It can be really frustrating to face off against your spouse in a divorce or custody hearing and watch as they put on a “nice-person mask” for the court. Your spouse may hurl curses at you over the slightest provocation and talk terribly about you in front of the kids but appear to be the model of propriety in front of the judge. (Even worse: You suspect the judge may be buying into the show.)
Should you attempt to record your spouse in their “natural state” so that you can prove to the judge that they’re putting on an act?
Not without an attorney’s advice. New York is considered a “one-party consent” state, meaning that you can electronically record conversations and events as long as one person present is aware that the recording is happening. However, that means that you have to be actually involved in the conversation. That means, for example, if you silently stand by and record your spouse telling the kids horrible things about your behavior or character, you could violate the law and end up charged with a crime. Similarly, if you’re tempted to put tracking software on your spouse’s phone or laptop to capture their conversations over Messenger or text, you need to hold up. You could easily be accused of cyberstalking.

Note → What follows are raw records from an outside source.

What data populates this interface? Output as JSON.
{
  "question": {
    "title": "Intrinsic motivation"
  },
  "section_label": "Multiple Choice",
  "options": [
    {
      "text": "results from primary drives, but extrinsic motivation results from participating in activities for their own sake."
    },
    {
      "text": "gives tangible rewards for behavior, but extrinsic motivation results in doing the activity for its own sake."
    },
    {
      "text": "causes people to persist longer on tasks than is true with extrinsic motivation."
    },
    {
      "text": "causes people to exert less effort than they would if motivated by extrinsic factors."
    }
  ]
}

Every divorce is filled with aggravations, not the least of which is dealing with a spouse who can put on (and take off) a charming persona at the drop of a hat. There may be things that you can do to expose the duplicity and make your point with the court. Find out what your legal options really are in consultation with an attorney.